  • Home Depot Inc. narrowed its guidance for a decline in this year’s profit and revenue as home-improvement demand wanes. Between 2020 and 2022, locked-down consumers flocked to Home Depot for tools and products to take on new renovation projects. But now, maintaining sales growth has proven to be challenging with mortgage rates near their highest level in two decades, a steep drop in home sales, and a broader shift toward spending on travel and entertainment. In August, the company said 2023 would be a year of moderation as consumers shift their spending to services. This fiscal year, analysts expect both Home Depot and competitor Lowe’s Cos. to report their first simultaneous declines in revenue growth since 2010.
  • Boeing Co. extended its successful order haul on the second day of the Dubai Air Show, winning a deal from Ethiopian Airlines for more narrow- and widebody aircraft while rival Airbus SE continued to chase an increasingly elusive deal with Emirates. Ethiopian will buy 20 737-8 short-haul aircraft as well as 11 787-9 Dreamliners, with options to expand the order to as many as 67 aircraft. Speaking at a press conference, Ethiopian Chief Executive Officer Mesfin Tasew Bekele said his airline would continue its fleet renewal push in coming years. It wasn’t an entirely unsuccessful day for Airbus, which pulled in an order from EgyptAir for 10 of its A350-900. But the manufacturer found itself at the receiving end of some harsh criticism from Emirates President Tim Clark, who said that the A350-1000 model doesn’t meet his technical requirements because the engines need too much maintenance. As a result, he wouldn’t order the plane before the engine was upgraded, Clark said. Boeing on Monday concluded a major deal with Emirates, while Airbus’s hopes for a similar accord looked increasingly bleak.
  • Some of the largest US companies face billions of dollars in additional interest costs and hits to their profit if they refinance their 2024 maturities at current rates, with a third of them lacking the cash to repay upcoming debt. Non-financial companies in the S&P 500 have a combined $107.7 billion in debt coming due next year, with an average interest rate of 2.8%, according to a Calcbench analysis seen first by Bloomberg News. Refinancing at 5.44% – the rate of the one-year Treasury bill in early November – would add another $3.09 billion in collective interest expense, the financial research firm said in its analysis. Using companies’ trailing twelve-month earnings per share ending with the second quarter as a baseline, that higher interest expense would reduce average EPS at 57 businesses with maturing debt in 2024 by $0.11, or 2.92%, Calcbench said.

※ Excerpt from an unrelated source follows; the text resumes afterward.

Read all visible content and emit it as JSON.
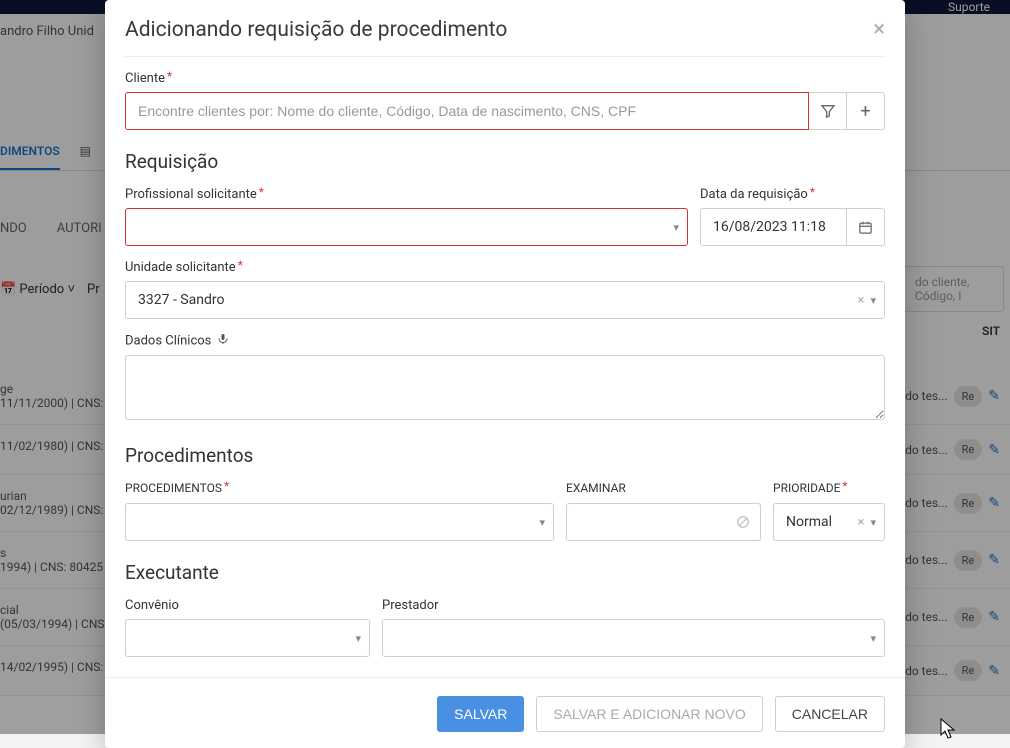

  • China’s $6.5 billion loan to Argentina last month was a potential lifeline for presidential hopeful Sergio Massa. It was also a big bet on its future in Latin America, a key battleground in its geopolitical competition with the US. That’s because Argentina’s runoff vote this month has stakes far beyond this hard-fought local election: Massa, from the ruling leftist Peronist coalition that is seeking stronger links with China, against the libertarian outsider Javier Milei, who has referred to the Asian nation as an “assassin.” So for China, a Massa win would put it in prime position to reap the benefits of being one of the only sources of financing for the cash-strapped South American nation, where triple-digit inflation is raging and the economy is expected to contract again this year. A Milei victory, however, would likely slash China’s influence in Argentina for at least the next four years.